The best game was probably one where you control a platform and blocks fall on it from above, and the goal is to balance all the blocks on top of each other without them falling. The reason it was so lucrative was that if you stacked 9 you would earn 120 tickets. I won this one twice and it probably came out to over 20 tickets/minute, but the controls were broken so you couldn't move the platform all the way to the right, and the physics were outdated which was incredibly annoying. The plastic platform that you use to control it was also gross, because, kids.

I probably spent the most time at an ocean-themed game where you drop tokens and they get pushed by a platform and eventually fall off a ledge, earning you tickets. One card swipe gives you 5 tokens, which you drop on either side, with bonuses for hitting virtual characters. The games were quick so I just put my card on the scanner and smashed the buttons at the same cadence over and over, getting over 30 tickets/minute. I was happy I didn't have to bend down like on most games, and it's incredibly satisfying when a bunch of tokens fall at once. I tossed in my headphones and played that thing like it was my job.

Almost every time I left, a kid or parent would start playing after me like I was a professional arcade gamer and knew the secret money-making machine. That, or because I would play for way too long and they were waiting for me to leave.

Ocean token game

I ended up buying an additional 90 minutes of play time around 1:30, followed by another 30 minutes to push for 4k tickets. In total I spent $96 for 4 hours of play time, and ended up with (an impressive?) 4,318 tickets. My head hurts from all the noises. If you were wondering about the pizza: it smelled worse than it tasted, and it didn't taste very good.

Picking my prize(s)

I documented the day with my friends via GroupMe and Snapchat. On the way out, I told my friends I was done and how many tickets I acquired, joking that that all I would walk away with a slinky. And when I got to the prize table, guess what I saw: a giant rainbow slinky for 4,000 tickets.

I told the lady at the counter that I wanted the slinky, and she sort of shook her head and told me nicely, “Sorry, that's actually $4.” She didn't believe that I had 4,000 tickets. I assured her that I'm in fact a god at children's arcade games and was good for the tickets. She looked impressed.

Then I realized: She said $4... meaning the tickets are worth 1/10 of a penny each. The mouse got me again. $96 for a $4 slinky and a handful tootsie rolls.
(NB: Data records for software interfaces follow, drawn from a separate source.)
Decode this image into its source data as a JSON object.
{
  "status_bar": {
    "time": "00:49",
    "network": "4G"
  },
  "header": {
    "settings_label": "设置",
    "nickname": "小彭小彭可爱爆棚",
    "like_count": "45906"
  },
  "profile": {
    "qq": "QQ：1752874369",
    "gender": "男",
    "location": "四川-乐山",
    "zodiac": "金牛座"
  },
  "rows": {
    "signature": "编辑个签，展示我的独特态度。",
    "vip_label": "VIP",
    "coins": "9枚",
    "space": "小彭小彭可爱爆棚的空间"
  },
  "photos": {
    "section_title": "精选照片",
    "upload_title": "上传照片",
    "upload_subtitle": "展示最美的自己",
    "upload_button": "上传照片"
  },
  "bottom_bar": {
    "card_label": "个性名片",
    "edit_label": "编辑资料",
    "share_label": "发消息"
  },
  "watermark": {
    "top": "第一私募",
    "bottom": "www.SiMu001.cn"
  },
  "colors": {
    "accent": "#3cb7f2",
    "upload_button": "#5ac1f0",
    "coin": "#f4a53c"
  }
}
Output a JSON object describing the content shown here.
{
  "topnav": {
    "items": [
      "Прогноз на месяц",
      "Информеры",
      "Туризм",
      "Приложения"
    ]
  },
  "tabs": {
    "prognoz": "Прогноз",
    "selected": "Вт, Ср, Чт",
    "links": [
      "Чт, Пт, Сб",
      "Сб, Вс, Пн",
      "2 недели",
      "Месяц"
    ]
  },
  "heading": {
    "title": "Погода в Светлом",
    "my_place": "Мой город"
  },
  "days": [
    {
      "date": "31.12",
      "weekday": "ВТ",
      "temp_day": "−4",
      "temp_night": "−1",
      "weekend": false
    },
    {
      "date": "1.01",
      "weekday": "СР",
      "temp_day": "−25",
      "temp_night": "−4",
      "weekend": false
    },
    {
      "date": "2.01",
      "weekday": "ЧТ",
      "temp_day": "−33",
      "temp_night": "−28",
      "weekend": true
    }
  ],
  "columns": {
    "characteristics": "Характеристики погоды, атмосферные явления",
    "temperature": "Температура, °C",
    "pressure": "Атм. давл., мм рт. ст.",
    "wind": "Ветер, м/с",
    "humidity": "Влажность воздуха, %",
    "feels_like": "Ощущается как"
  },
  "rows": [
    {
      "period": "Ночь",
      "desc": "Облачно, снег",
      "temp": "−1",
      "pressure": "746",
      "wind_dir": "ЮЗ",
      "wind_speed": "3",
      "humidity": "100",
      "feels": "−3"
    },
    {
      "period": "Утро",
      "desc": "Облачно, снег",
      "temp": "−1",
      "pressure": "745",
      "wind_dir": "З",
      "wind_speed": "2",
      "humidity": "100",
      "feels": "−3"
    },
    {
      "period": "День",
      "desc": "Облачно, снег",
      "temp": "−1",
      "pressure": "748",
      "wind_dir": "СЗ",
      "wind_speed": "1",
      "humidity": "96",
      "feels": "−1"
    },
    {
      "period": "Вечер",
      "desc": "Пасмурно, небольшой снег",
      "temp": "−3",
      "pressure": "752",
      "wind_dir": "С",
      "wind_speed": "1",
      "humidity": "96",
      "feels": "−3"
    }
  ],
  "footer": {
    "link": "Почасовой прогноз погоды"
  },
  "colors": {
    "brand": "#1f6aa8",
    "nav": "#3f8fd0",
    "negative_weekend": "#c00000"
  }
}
At least I had fun.

Coming back on this later, I think the employee made a mistake when she said $4. The slinky Coil Spring Toy is $16 on Amazon so either prizes are sold at 1 ticket = $0.01 or you could make a good margin reselling CEC prizes on Amazon.

At the entrance there's an employee that stands by a velvet rope to people in and out, presumably to make sure you pay before entering and to make sure that kids don't leave without their parents. As I walked past her to leave, I said thanks and told her to have a good night. She initially smiled, but it turned into a look of concern when she looked down.

“Wait, you don't have kids?”

“Uh, no.” I said, clutching a giant rainbow slinky. “I lost a bet.”

“Huh. Okay.” And she moved the rope to let me out. All I could do was laugh. I'll never draft an injury-prone running back ever again.

I usually write about software, not... Chuck E Cheese. But if you're into tech or finance, consider subscribing to the newsletter.

Subscribe to the newsletter

Get early access to articles on tech, finance and more.

Totally free, no ads, no spam.